Every record that follows is to be copied exactly, with the pictures omitted.

**Web page and app entries:**
════════════════
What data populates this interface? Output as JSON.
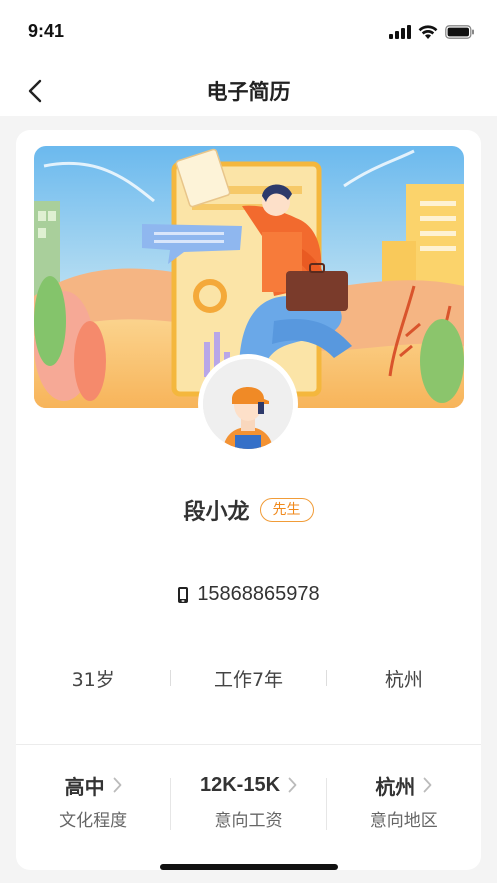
{
  "status_bar": {
    "time": "9:41"
  },
  "nav": {
    "title": "电子简历"
  },
  "profile": {
    "name": "段小龙",
    "gender_badge": "先生",
    "phone": "15868865978",
    "stats": [
      "31岁",
      "工作7年",
      "杭州"
    ]
  },
  "info": [
    {
      "value": "高中",
      "label": "文化程度"
    },
    {
      "value": "12K-15K",
      "label": "意向工资"
    },
    {
      "value": "杭州",
      "label": "意向地区"
    }
  ],
  "icons": {
    "back": "chevron-left-icon",
    "phone": "phone-icon",
    "chevron": "chevron-right-icon"
  },
  "colors": {
    "accent": "#f0891c",
    "background": "#f4f4f4",
    "card": "#ffffff"
  }
}
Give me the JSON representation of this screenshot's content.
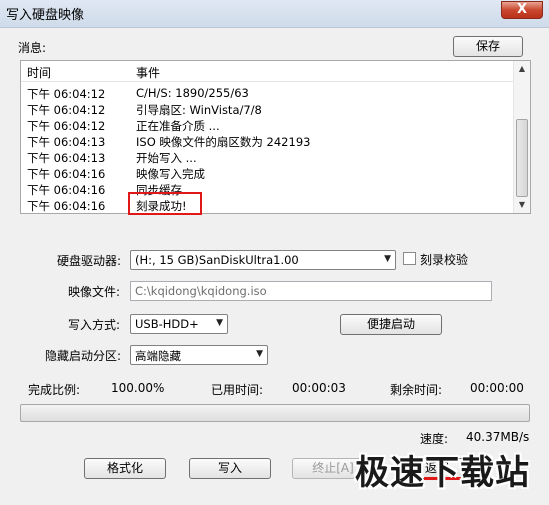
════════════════
**Reply:**
What data populates this interface? Output as JSON.
{
  "status_bar": {
    "time": "9:41"
  },
  "nav": {
    "title": "电子简历"
  },
  "profile": {
    "name": "段小龙",
    "gender_badge": "先生",
    "phone": "15868865978",
    "stats": [
      "31岁",
      "工作7年",
      "杭州"
    ]
  },
  "info": [
    {
      "value": "高中",
      "label": "文化程度"
    },
    {
      "value": "12K-15K",
      "label": "意向工资"
    },
    {
      "value": "杭州",
      "label": "意向地区"
    }
  ],
  "icons": {
    "back": "chevron-left-icon",
    "phone": "phone-icon",
    "chevron": "chevron-right-icon"
  },
  "colors": {
    "accent": "#f0891c",
    "background": "#f4f4f4",
    "card": "#ffffff"
  }
}
Give me the JSON representation of this screenshot's content.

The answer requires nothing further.